Becky Little tells the story of the Mexico underground railroad: “Fugitive slaves got to Mexico in many different ways. Some went on foot, while others rode horses or snuck aboard ferries bound for Mexican ports. Stories spread about enslaved people who crossed the Rio Grande river dividing Texas from Mexico by floating on bales of cotton, and several Texas newspapers reported in July 1863 that three enslaved people had escaped this way. Even if this wasn’t logistically possible, the imagery of floating to freedom on a symbol of slavery was strong.”


Kyle Chayka wonders how COVID will change architecture: “Much of modernist architecture can be understood as a consequence of the fear of disease, a desire to eradicate dark rooms and dusty corners where bacteria lurk. Le Corbusier lifted his houses off the humid ground to avoid contamination. Adolf Loos’s ultra-boxy Villa Müller in Prague, from 1930, included a separate space in which to quarantine sick children. Architects collaborated with progressive doctors to build other sanatoriums across Europe. ‘Tuberculosis helped make modern architecture modern,’ the Princeton professor Beatriz Colomina writes in her revisionary history ‘X-Ray Architecture.’ The industrialized austerity of Ludwig Mies van der Rohe or Marcel Breuer ‘is unambiguously that of the hospital,’ the empty white walls, bare floors, and clean metal fixtures are all ‘surfaces that, as it were, demonstrate their cleanliness.’”

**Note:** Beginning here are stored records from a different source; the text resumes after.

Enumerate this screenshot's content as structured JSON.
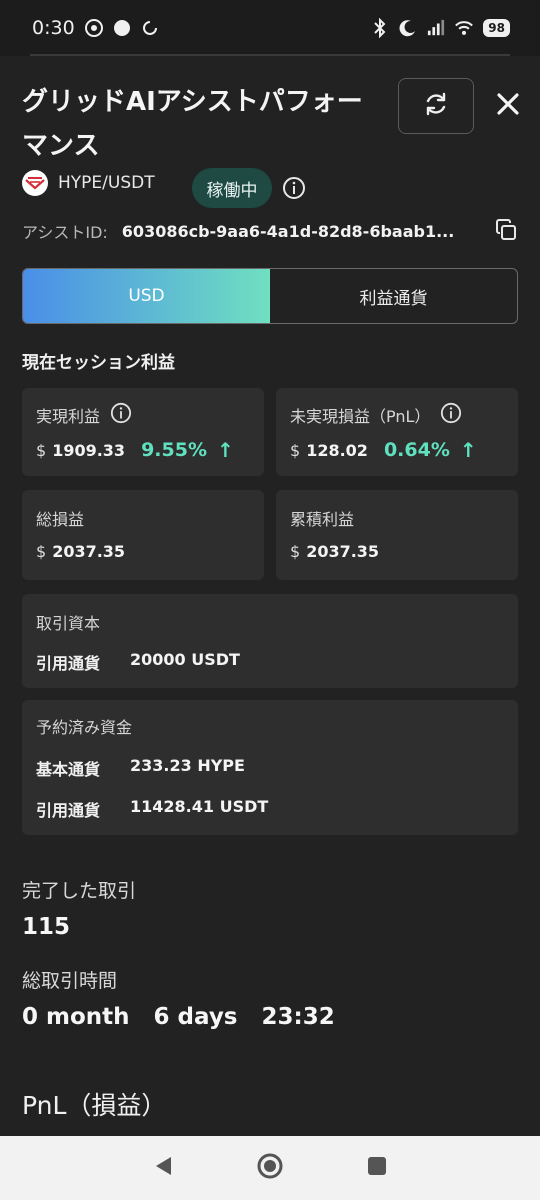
{
  "status_bar": {
    "time": "0:30",
    "battery": "98",
    "left_icons": [
      "chrome-icon",
      "circle-icon",
      "data-saver-icon"
    ],
    "right_icons": [
      "bluetooth-icon",
      "do-not-disturb-icon",
      "signal-icon",
      "wifi-icon"
    ]
  },
  "header": {
    "title": "グリッドAIアシストパフォーマンス",
    "pair": "HYPE/USDT",
    "status": "稼働中",
    "assist_id_label": "アシストID:",
    "assist_id_value": "603086cb-9aa6-4a1d-82d8-6baab1..."
  },
  "segment": {
    "options": [
      "USD",
      "利益通貨"
    ],
    "selected": "USD"
  },
  "session": {
    "title": "現在セッション利益",
    "realized": {
      "label": "実現利益",
      "currency": "$",
      "value": "1909.33",
      "pct": "9.55%"
    },
    "unrealized": {
      "label": "未実現損益（PnL）",
      "currency": "$",
      "value": "128.02",
      "pct": "0.64%"
    },
    "total": {
      "label": "総損益",
      "currency": "$",
      "value": "2037.35"
    },
    "cumulative": {
      "label": "累積利益",
      "currency": "$",
      "value": "2037.35"
    }
  },
  "capital": {
    "label": "取引資本",
    "quote_key": "引用通貨",
    "quote_value": "20000 USDT"
  },
  "reserved": {
    "label": "予約済み資金",
    "base_key": "基本通貨",
    "base_value": "233.23 HYPE",
    "quote_key": "引用通貨",
    "quote_value": "11428.41 USDT"
  },
  "stats": {
    "completed_label": "完了した取引",
    "completed_value": "115",
    "duration_label": "総取引時間",
    "duration_months": "0 month",
    "duration_days": "6 days",
    "duration_time": "23:32"
  },
  "pnl_heading": "PnL（損益）",
  "colors": {
    "accent_green": "#5fe0be",
    "badge_bg": "#1f4a44",
    "gradient_start": "#4a8ee8",
    "gradient_end": "#6fe0c0"
  }
}
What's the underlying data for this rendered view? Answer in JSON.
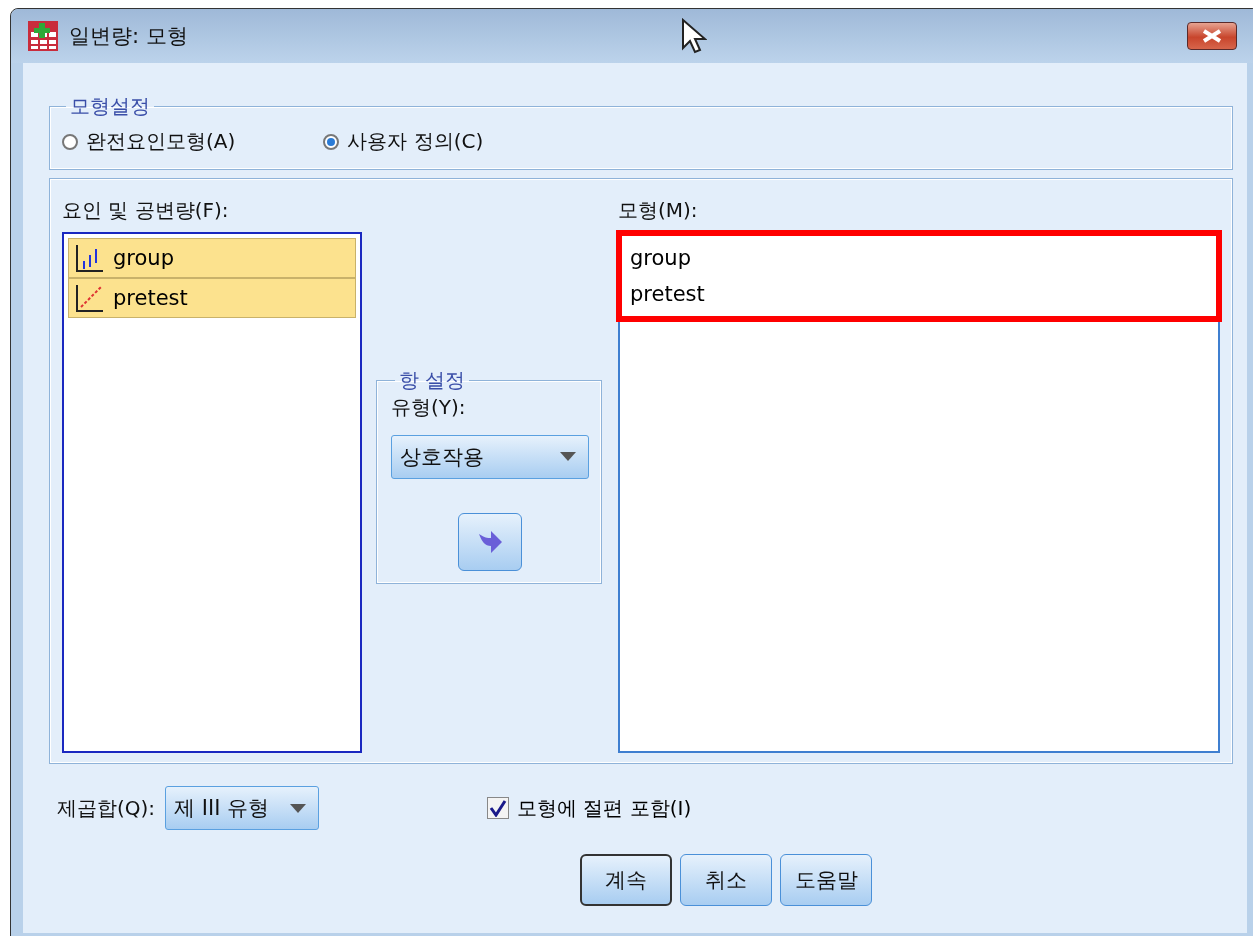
{
  "window": {
    "title": "일변량: 모형"
  },
  "model_setting": {
    "title": "모형설정",
    "options": [
      {
        "label": "완전요인모형(A)",
        "selected": false
      },
      {
        "label": "사용자 정의(C)",
        "selected": true
      }
    ]
  },
  "factors": {
    "label": "요인 및 공변량(F):",
    "items": [
      {
        "name": "group",
        "kind": "nominal",
        "selected": true
      },
      {
        "name": "pretest",
        "kind": "scale",
        "selected": true
      }
    ]
  },
  "build_term": {
    "title": "항 설정",
    "type_label": "유형(Y):",
    "type_value": "상호작용"
  },
  "model": {
    "label": "모형(M):",
    "items": [
      {
        "name": "group",
        "highlighted": true
      },
      {
        "name": "pretest",
        "highlighted": true
      }
    ]
  },
  "sum_of_squares": {
    "label": "제곱합(Q):",
    "value": "제 III 유형"
  },
  "intercept": {
    "label": "모형에 절편 포함(I)",
    "checked": true
  },
  "buttons": [
    {
      "label": "계속",
      "default": true
    },
    {
      "label": "취소",
      "default": false
    },
    {
      "label": "도움말",
      "default": false
    }
  ]
}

June Cheng draws attention to an atrocity: “Yet other members of the Trump administration, including Secretary of State Mike Pompeo and Vice President Mike Pence, have been outspoken about Xinjiang. At the same conference, Pompeo called China’s actions against Uighurs the ‘stain of the century,’ and ‘one of the worst human rights crises of our time.’ In November 2019, he noted the government was still ‘deeply troubled’ by reports the Chinese government has ‘harassed, imprisoned, or arbitrarily detained family members of Uighur Muslim activists and survivors of Xinjiang internment camps who have made their stories public.’”


Podcast of the Week:  Jenn Chen, Shannon McCoy, Fawn Kemble, and host Christine Chappell talk about friendship in the contexts of loneliness, cultural diversity, marriage, grief, and singleness.